A pretty hefty portion of session time is spent clarifying misinformation that our patients have absorbed from various sources and assumed to be true. If you are a dietitian yourself, you know exactly what I mean.
It can be frustrating, but the patients are not to blame. If I encounter a post or article about combustion engines, overseas investing, the rise and fall of the Ottoman empire, or any other of the millions of topics in which I am a layman, I might mistakenly assume that what I am reading is correct, too. Without expertise in the subject, how could I possibly be expected to decipher the difference between fact, half-truths, and pure fiction with any degree of accuracy?
As an example of the nutrition-related nonsense that circulates in our culture, consider a post that popped up in my Facebook feed today entitled “This Finally Convinced Me to Never EVER Drink Coke Again. Once You See It, You’ll Understand.”
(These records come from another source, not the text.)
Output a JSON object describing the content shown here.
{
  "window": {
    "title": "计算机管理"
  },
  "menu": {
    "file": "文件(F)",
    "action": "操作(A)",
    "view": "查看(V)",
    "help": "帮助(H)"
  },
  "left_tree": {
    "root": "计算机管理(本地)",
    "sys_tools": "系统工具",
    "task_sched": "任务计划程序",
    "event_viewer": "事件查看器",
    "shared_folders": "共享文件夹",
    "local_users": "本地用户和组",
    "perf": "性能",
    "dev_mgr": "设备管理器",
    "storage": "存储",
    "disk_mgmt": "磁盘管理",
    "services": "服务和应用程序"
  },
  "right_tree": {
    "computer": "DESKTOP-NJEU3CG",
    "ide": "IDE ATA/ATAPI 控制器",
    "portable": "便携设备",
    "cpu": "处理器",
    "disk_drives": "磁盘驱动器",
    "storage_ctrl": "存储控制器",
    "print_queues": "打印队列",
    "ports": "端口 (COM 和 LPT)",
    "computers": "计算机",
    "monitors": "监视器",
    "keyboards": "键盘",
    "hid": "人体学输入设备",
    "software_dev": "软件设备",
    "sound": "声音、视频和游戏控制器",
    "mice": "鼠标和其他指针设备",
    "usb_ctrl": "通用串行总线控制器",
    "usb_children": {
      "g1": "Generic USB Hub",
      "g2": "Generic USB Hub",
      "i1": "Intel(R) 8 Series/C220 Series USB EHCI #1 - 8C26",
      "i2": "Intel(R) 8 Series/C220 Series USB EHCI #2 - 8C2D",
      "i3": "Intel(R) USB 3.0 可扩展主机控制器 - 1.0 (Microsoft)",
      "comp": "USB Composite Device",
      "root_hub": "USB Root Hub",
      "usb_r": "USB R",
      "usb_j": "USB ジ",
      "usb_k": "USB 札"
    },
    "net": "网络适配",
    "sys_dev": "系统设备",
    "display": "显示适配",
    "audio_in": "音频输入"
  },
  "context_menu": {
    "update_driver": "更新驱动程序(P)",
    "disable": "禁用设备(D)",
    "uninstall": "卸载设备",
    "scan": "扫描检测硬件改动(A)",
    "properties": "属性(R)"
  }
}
No way am I going to link to it; the post already has thousands of Facebook likes and I am not going to facilitate more exposure. If you really want to find it, I am sure Google will be more than happy to assist you in your efforts.
The post begins with Coke bashing. “The sugar content in each serving is astronomical, and the acidity can strip metal (coke is often used to de-grease car engines). If you’re a big fan of coke and still need some convincing to quit your bad habit, check out this experiment.”
Look, I am not arguing that Coke is a health food, but good-bad food dichotomies create way more harm than people realize. All foods have their pros and cons. Yes, even Coke has its upsides. Otherwise, why would anybody ever buy it?
“What happens when you drink some coke after drinking milk or eating a dairy product?” They continue, “You’ll be totally disgusted to see what happens in your stomach.” A series of photos then depict a small amount of milk being poured into a bottle of Coke, which is then capped and left to stand for six hours. By the time the hours elapse, the mixture separates into an upper layer of tan water and a lower layer of brown sediment, similar to how Italian salad dressing separates when left to stand undisturbed.
The caption reads “But what is that totally gross thing at the bottom? Is it dirt? Sand? Colon cancer?” They aren’t done. “The coke is so acidic that it denatures the protein found in the milk, causing this chemical reaction.”
According to an article published by the American Society for Microbiology, Coca-Cola Classic has a pH (which is a measure of acidity) of 2.5. You know what else has a pH of approximately 2.5? Your stomach. According to the National Institutes of Health, our stomachs – when empty – have a pH in the range of 1.5 to 3.5 due to the presence of hydrochloric acid, which is a naturally-occurring chemical that our stomachs secrete. Good luck digesting your food without it.
In other words, put protein in your stomach, let it sit there for six hours (which is unrealistic, as the stomach tends to empty much faster than that), and the product may very well resemble the denatured milk protein in the Coke bottle. The authors want us to think that something abnormal, scary, and unhealthy happened to the milk, but that is really not the case.
But what fun would it be, and more importantly how many Facebook likes would their piece get, if the authors concluded it with a lesson on digestive system physiology? Instead, they played the fear card. “This is so gross, I can’t believe I put this stuff in my body. Please share this with others, everyone needs to see this.”
No, not really. As it turns out, I don’t think anybody needs to see it.